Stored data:
[Start of section]
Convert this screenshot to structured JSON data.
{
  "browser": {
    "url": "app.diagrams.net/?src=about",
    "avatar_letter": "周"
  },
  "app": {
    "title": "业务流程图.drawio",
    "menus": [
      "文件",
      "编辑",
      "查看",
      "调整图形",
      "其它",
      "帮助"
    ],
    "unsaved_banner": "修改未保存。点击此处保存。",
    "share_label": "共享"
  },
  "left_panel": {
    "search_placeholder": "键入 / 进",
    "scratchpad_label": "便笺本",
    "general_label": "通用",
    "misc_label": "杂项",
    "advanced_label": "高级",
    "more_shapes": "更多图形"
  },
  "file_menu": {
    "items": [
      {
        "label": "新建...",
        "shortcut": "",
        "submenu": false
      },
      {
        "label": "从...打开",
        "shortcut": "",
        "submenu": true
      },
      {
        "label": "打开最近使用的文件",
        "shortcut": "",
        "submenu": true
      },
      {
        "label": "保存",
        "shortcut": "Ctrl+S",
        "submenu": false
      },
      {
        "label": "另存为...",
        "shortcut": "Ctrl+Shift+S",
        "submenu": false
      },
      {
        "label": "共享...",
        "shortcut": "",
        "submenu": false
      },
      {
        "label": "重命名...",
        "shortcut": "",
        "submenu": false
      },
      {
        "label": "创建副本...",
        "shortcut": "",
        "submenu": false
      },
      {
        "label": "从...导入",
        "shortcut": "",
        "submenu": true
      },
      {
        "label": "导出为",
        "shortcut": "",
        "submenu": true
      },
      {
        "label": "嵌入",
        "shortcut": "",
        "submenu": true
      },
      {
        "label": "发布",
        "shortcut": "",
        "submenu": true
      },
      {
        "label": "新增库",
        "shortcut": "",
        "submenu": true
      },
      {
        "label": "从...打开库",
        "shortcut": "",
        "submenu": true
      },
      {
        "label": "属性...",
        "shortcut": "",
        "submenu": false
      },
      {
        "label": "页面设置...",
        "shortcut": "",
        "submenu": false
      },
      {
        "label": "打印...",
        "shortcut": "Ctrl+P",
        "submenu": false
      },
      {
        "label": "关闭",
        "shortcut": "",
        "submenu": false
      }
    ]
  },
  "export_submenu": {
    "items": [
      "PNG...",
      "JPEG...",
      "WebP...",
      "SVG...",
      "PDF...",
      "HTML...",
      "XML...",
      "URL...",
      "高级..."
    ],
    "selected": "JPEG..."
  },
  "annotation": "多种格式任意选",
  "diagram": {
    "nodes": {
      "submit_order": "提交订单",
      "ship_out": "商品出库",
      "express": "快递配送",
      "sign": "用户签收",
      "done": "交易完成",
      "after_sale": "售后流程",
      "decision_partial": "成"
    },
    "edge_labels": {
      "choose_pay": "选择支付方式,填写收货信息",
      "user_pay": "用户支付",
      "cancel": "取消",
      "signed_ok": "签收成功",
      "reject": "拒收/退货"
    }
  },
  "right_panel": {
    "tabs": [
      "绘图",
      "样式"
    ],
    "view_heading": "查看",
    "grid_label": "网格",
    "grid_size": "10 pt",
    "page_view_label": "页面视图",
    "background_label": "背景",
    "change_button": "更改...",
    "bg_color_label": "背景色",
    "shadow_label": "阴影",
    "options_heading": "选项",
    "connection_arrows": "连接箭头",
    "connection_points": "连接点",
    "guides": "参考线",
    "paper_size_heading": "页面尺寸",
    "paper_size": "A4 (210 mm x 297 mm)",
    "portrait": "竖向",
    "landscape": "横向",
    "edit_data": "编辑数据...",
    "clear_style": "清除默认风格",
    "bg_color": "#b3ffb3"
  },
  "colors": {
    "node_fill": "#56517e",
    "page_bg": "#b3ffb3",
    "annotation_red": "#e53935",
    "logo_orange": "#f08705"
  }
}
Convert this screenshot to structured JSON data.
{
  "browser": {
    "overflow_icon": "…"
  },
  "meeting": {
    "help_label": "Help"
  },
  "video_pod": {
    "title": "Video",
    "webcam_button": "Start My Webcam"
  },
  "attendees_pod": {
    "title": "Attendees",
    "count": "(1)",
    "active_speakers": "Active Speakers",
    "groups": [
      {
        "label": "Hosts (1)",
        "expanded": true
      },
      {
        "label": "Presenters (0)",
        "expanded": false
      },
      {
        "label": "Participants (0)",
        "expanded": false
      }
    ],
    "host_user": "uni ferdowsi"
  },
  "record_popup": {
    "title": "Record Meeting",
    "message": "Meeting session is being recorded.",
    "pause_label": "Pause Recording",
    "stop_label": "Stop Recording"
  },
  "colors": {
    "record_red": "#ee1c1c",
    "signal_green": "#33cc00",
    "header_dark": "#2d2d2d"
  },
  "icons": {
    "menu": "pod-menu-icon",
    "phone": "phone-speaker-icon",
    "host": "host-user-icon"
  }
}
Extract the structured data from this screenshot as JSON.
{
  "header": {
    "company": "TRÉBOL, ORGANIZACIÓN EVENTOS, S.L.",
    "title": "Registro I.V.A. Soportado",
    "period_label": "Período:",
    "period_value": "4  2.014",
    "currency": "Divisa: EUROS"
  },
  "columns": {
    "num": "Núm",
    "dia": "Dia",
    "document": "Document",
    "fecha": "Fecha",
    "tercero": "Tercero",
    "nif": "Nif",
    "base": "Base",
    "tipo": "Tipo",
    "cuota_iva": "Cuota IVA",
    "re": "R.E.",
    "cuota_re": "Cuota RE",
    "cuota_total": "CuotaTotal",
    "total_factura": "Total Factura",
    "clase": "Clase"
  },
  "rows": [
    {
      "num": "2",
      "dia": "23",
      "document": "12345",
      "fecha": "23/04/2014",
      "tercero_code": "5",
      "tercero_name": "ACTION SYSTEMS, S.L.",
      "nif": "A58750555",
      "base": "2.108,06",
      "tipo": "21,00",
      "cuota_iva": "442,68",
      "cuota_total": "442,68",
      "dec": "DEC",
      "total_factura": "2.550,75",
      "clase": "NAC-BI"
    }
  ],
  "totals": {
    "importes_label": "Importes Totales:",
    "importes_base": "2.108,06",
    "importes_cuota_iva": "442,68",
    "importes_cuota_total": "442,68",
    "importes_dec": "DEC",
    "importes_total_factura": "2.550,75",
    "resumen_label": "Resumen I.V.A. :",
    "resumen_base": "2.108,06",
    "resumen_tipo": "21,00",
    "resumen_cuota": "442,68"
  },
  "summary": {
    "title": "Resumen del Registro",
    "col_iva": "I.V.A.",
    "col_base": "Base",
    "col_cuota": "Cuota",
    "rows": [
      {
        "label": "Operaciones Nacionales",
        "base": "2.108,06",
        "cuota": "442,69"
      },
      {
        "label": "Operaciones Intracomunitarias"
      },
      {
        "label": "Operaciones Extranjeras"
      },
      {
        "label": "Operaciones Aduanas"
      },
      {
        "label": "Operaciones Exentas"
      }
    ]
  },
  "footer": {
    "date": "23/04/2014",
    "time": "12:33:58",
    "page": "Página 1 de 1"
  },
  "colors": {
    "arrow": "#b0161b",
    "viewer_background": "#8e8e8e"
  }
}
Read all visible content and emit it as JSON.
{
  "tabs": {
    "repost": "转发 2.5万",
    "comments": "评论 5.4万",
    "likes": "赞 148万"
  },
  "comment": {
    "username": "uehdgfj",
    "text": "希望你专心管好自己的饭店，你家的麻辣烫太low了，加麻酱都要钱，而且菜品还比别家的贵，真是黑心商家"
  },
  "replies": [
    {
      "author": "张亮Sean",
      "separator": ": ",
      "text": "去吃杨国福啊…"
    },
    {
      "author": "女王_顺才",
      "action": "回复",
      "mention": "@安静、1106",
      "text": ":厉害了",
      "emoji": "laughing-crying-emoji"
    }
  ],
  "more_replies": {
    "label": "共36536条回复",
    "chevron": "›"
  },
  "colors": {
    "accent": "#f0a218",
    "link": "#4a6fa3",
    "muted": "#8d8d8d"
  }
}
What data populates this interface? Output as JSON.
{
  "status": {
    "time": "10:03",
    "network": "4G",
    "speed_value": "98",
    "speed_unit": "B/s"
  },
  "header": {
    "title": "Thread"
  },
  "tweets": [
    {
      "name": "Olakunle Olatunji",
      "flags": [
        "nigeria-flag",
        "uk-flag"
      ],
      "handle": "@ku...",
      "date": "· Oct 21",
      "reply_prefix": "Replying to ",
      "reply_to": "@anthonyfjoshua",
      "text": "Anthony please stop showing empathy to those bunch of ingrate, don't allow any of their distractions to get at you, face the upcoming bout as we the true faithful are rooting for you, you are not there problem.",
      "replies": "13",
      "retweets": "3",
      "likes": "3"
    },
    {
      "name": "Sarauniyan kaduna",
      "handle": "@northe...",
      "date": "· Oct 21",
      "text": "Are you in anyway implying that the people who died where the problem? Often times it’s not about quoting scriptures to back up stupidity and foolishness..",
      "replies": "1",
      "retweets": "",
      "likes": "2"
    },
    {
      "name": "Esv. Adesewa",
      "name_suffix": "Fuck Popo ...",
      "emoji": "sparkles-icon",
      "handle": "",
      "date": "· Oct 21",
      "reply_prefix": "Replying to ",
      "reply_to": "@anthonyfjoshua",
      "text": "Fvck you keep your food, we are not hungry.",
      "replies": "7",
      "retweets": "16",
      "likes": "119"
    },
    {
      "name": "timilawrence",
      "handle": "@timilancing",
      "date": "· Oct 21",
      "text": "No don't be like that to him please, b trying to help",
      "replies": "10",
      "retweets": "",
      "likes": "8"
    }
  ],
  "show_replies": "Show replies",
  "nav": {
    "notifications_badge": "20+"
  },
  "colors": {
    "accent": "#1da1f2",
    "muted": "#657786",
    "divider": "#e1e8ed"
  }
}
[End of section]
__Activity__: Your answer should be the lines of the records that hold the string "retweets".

__Expected output__:
      "retweets": "3",
      "retweets": "",
      "retweets": "16",
      "retweets": "",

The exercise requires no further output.